• “Appalling” lack of consultation over fracking plans

    20th July 2013 | News | Claire
  • Technical guidance for planning authorities on deciding applications for the exploration and extraction of shale gas has been published this morning by the Department for Communities and Local Government (DCLG).

    The guidance covers whether operators need to provide Environmental Impact Assessments, how planning will interact with other bodies involved with the regulatory regime covering shale gas including the Environment Agency and the Health and Safety Executive, and site restoration.

    Planning applications for exploration of shale gas should not take account of hypothetical future activities since they will be the subject of separate planning applications and assessments, the guidance says.

    However, when assessing planning applications for actual production of shale gas, the fact that exploratory drilling has taken place on the same site should only be a material consideration in that it establishes the presence of hydrocarbon resources, it notes.

    Planning authorities should not consider demand for, or alternatives to, oil and gas when determining applications as government policy is clear that energy supplies should come from a variety of sources, it says.

    Planning authorities should give great weight to the benefits of minerals extraction, including to the economy, it stresses.

    In a written ministerial statement, Baroness Hanham, parliamentary under secretary of state for communities and local government, said: “Effective exploration and testing of the UK’s unconventional gas resources is therefore key for understanding the potential of this industry.

    “The government is creating the right framework to accelerate shale gas development in a responsible and sustainable way.”

    There is no consultation on the guidance. In a debate in Westminster Hall last night, Green Party MP for Brighton Caroline Lucas said that the lack of consultation was “pretty appalling.”

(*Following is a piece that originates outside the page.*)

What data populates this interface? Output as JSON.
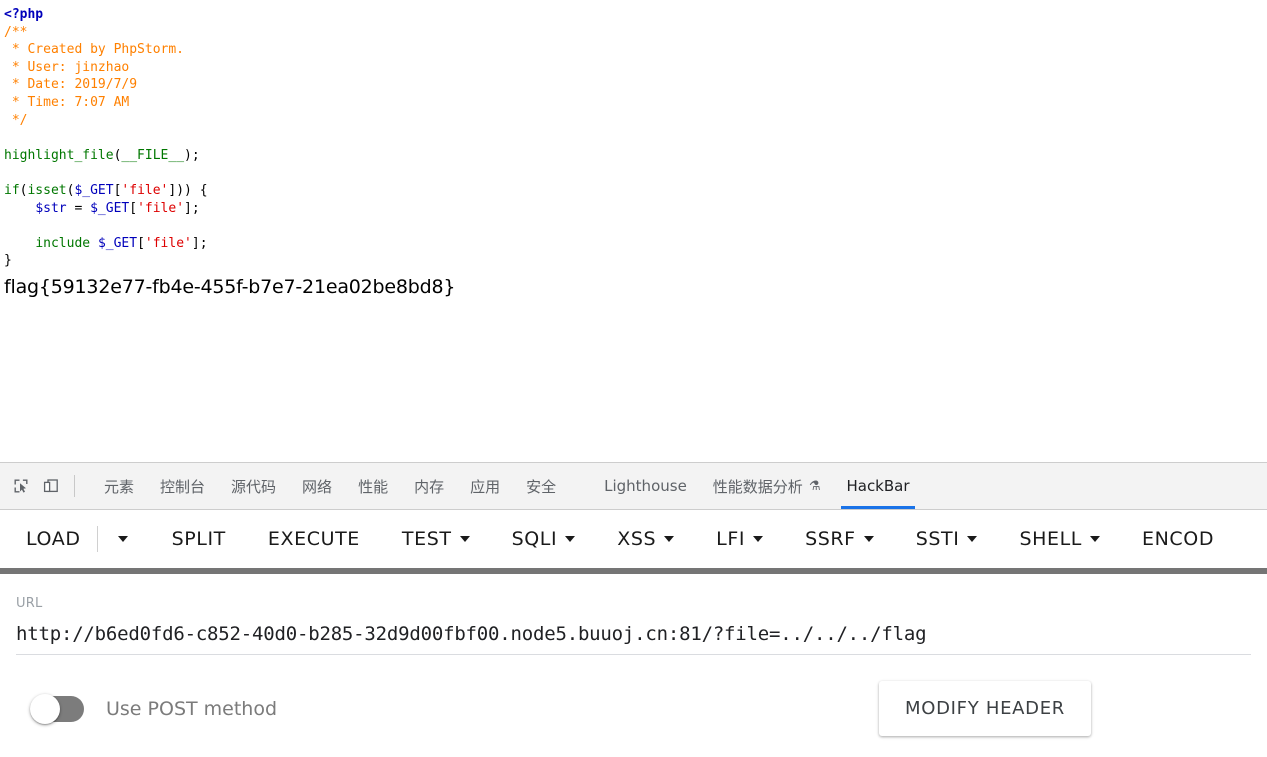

    “Even from a perspective of due procedure, I cannot see how the decision to deny communities a say in their new planning rules is remotely in line with the government’s own definition of circumstances in which consultation is unnecessary,” she said.

    The government has also published a consultation on the tax regime for shale gas. The new allowance would reduce the tax on a portion of a company’s production income from 62 per cent to 30 per cent at current rates.

    It reiterated its pledge, made as part of the spending review, that communities near fracking sites will receive from operators at least £100,000 per shale gas well site during the exploration phase, and no less than one per cent of overall revenues.